Guest post from Kaley of The Merry Little Christmas Project:
The year was 2010. My husband and I had just survived the angst of a year and half battle with unemployment. We were finally settled into a steady job that included a steady paycheck.
However, the memories of a dwindling checking account and paying for groceries with WIC checks were still fresh, and the coping mechanisms and strategies I had learned during that time had become my daily mentality.
Buy groceries without using a coupon? Never! Pay full price for anything? Not on your life! Protecting my family from spending too much money on anything had become my full-time job.
As I considered the financials of Christmas spending that year, I pinned on my “Money-Saving Ninja” badge with pride and prepared to kick overspending to the curb. I was not only going to punch debt in the face, I had money-saving moves that would win any Christmas Shopping Competition, hands down.
For a year, I prepared for the big moment. I looked for every opportunity to score deals or stock up on freebies. I tucked away gift cards and credits earned from rewards companies. I clipped coupons, mailed in rebates and entered giveaways all in the name of slashing my out-of-pocket Christmas spending.
I shopped the sales like it was my secret mission and my frugal identity depended on it. We were not going to spend one penny more than we had to on Christmas gifts. Not on my watch.
When Christmas arrived and I had crunched the numbers and the savings spreadsheets were tallied, I raised my hands in sweet victory. My goal to spend only $50 of our allocated budget on all of our Christmas shopping was not only achieved, I had actually come in under budget!
I remember the sense of accomplishment as I surveyed the LARGE pile of gifts around the tree on Christmas morning. No after-Christmas overspending guilt here, thank you very much.
But then, I remember another feeling that crept in throughout the morning – one that I was not expecting. My initial pride began to give way to some regret. When all the gifts were unwrapped and that inexpensive stash of toys had been scattered throughout the house, I realized I had just spent a whole lot of time and energy buying plain old stuff.

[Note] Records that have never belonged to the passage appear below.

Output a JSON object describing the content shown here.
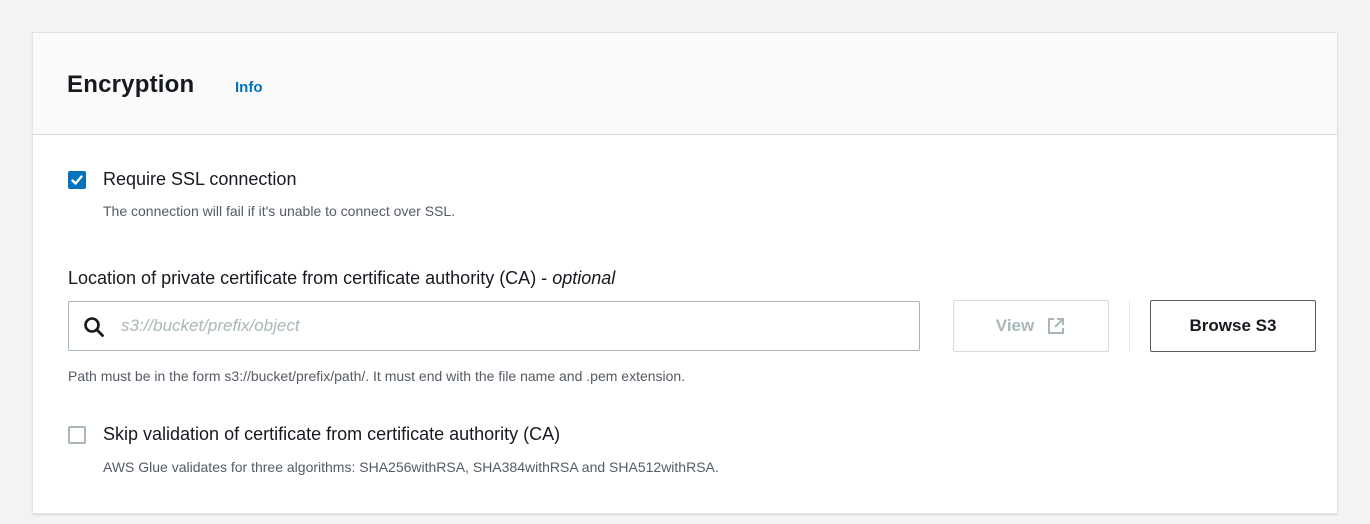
{
  "section": {
    "title": "Encryption",
    "info_link": "Info"
  },
  "require_ssl": {
    "checked": true,
    "label": "Require SSL connection",
    "description": "The connection will fail if it's unable to connect over SSL."
  },
  "ca_location": {
    "label": "Location of private certificate from certificate authority (CA) - ",
    "label_optional": "optional",
    "input_value": "",
    "placeholder": "s3://bucket/prefix/object",
    "view_button": "View",
    "browse_button": "Browse S3",
    "hint": "Path must be in the form s3://bucket/prefix/path/. It must end with the file name and .pem extension."
  },
  "skip_validation": {
    "checked": false,
    "label": "Skip validation of certificate from certificate authority (CA)",
    "description": "AWS Glue validates for three algorithms: SHA256withRSA, SHA384withRSA and SHA512withRSA."
  },
  "icons": {
    "search": "search-icon",
    "external_link": "external-link-icon",
    "check": "check-icon"
  },
  "colors": {
    "accent": "#0073bb",
    "text": "#16191f",
    "muted": "#545b64",
    "disabled": "#aab7b8"
  }
}
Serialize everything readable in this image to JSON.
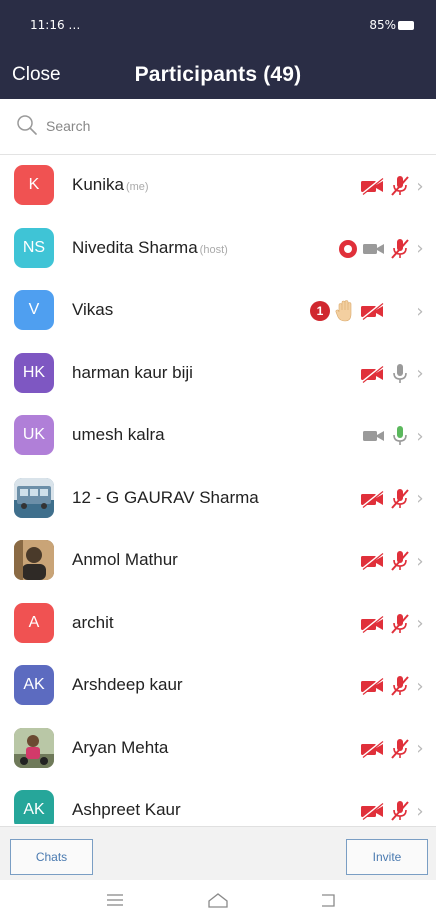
{
  "status_bar": {
    "time": "11:16",
    "left_extra": "…",
    "right_text": "85%"
  },
  "header": {
    "close_label": "Close",
    "title": "Participants (49)"
  },
  "search": {
    "placeholder": "Search"
  },
  "colors": {
    "header_bg": "#2a2d45",
    "muted_red": "#e0303a",
    "mic_on_green": "#5bb85d",
    "mic_off_gray": "#9a9a9a",
    "accent_blue": "#4a7ab0"
  },
  "participants": [
    {
      "name": "Kunika",
      "tag": "(me)",
      "initials": "K",
      "avatar_color": "#f05252"
    },
    {
      "name": "Nivedita Sharma",
      "tag": "(host)",
      "initials": "NS",
      "avatar_color": "#3fc4d6"
    },
    {
      "name": "Vikas",
      "tag": "",
      "initials": "V",
      "avatar_color": "#4f9ff0",
      "hand_count": "1"
    },
    {
      "name": "harman kaur biji",
      "tag": "",
      "initials": "HK",
      "avatar_color": "#7e57c2"
    },
    {
      "name": "umesh kalra",
      "tag": "",
      "initials": "UK",
      "avatar_color": "#b07fd8"
    },
    {
      "name": "12 - G GAURAV Sharma",
      "tag": "",
      "initials": "",
      "avatar_color": "#6c8fa8"
    },
    {
      "name": "Anmol Mathur",
      "tag": "",
      "initials": "",
      "avatar_color": "#7a6248"
    },
    {
      "name": "archit",
      "tag": "",
      "initials": "A",
      "avatar_color": "#f05252"
    },
    {
      "name": "Arshdeep kaur",
      "tag": "",
      "initials": "AK",
      "avatar_color": "#5c6bc0"
    },
    {
      "name": "Aryan Mehta",
      "tag": "",
      "initials": "",
      "avatar_color": "#9a8f78"
    },
    {
      "name": "Ashpreet Kaur",
      "tag": "",
      "initials": "AK",
      "avatar_color": "#26a69a"
    }
  ],
  "bottom": {
    "chats_label": "Chats",
    "invite_label": "Invite"
  }
}
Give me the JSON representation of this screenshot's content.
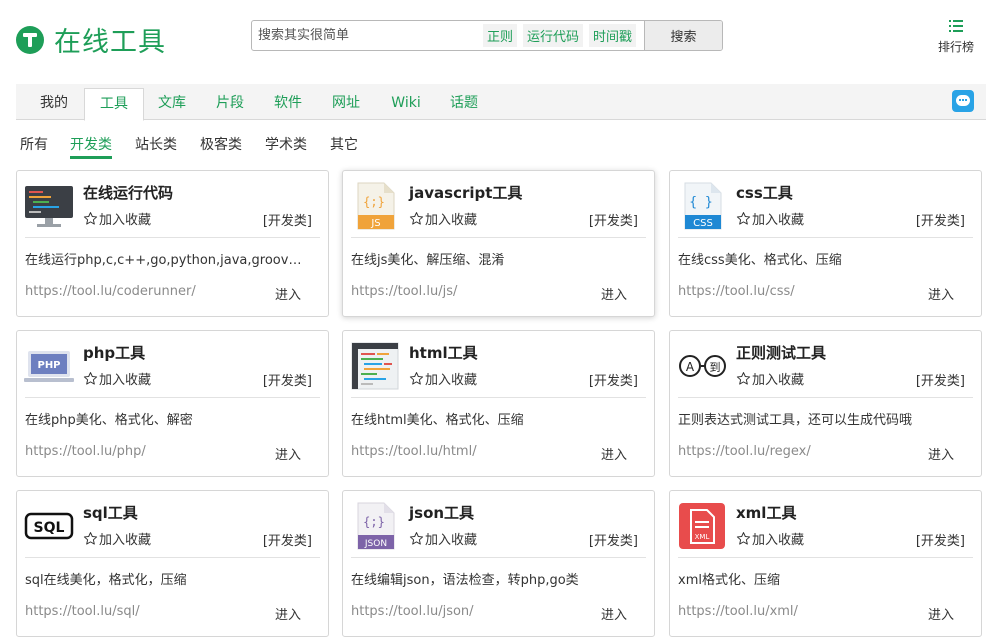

All of my efforts and planning and strategizing had resulted in some momentary pleasure for my kids and ultimately, another layer of clutter in our home.
I had to ask myself if all of my money-saving efforts were actually worth it?
Since that year, my attitude toward my Christmas spending has changed dramatically. Here are three lessons I learned from my $50 Christmas:
1. It’s only a deal if it brings value to our home.
Sure, maybe that game with all the little pieces is on sale at Toys R Us for a few dollars and I have a coupon that makes it cost just pennies, but will my son actually play with it more than once?
If not, the time and energy that it takes to go to the store is simply not worth it. I might snag it for a donation, but I will definitely skip putting it under the tree.
I’ve learned to pay more attention to the actual value of the gift than the perceived deal that I am snagging. (Let’s be honest – I also pay attention to the amount of those little pieces I will be stepping on after Christmas too!)
2. My main goal is no longer ‘how to spend the least’.
I will pay full price for a gift if I consider it an investment. I love to give the gift of an experience that makes time for my kids and I to spend together, whether it be a trip to the aquarium or to the movies.
I have also discovered the beauty of multi-purpose Christmas giving, like piano lessons for the music lover or a basketball class for the sports fan. Instead of simply signing my kids up for these activities, we have let them serve the purpose of a Christmas gift as well. As an added bonus, these are the gifts that keep on giving!
3. I learned that the easiest way to spend less money on Christmas is to simply buy fewer gifts.
Truth be told, it was hard for me to let go of the mentality that I owe my kids stuff at Christmas. But I’ve discovered something important by giving myself permission to simplify gift-giving and focus on only a few meaningful gifts.
The less time I spend shopping for presents, the more time I have to BE present. Those hours I used to spend deal hunting and shopping the sales are now free to be spent savoring the season with my kids. Any Christmas prep that takes more time than the joy it brings simply isn’t worth it to me.
So will I ever attempt a $50 Christmas again?
I don’t think so! This money-saving ninja is putting away her Christmas shopping nunchucks for now. But have no doubt – I still have some fancy deal-finding moves if I need to pull them out from time to time.
Kaley Ehret is wife to Wes and Mom to Griffin, Lincoln and Cade. She loves to helps women transform their Christmas through her book The Merry Little Christmas Project: Five Words that Will Transform Your Christmas and via her online community.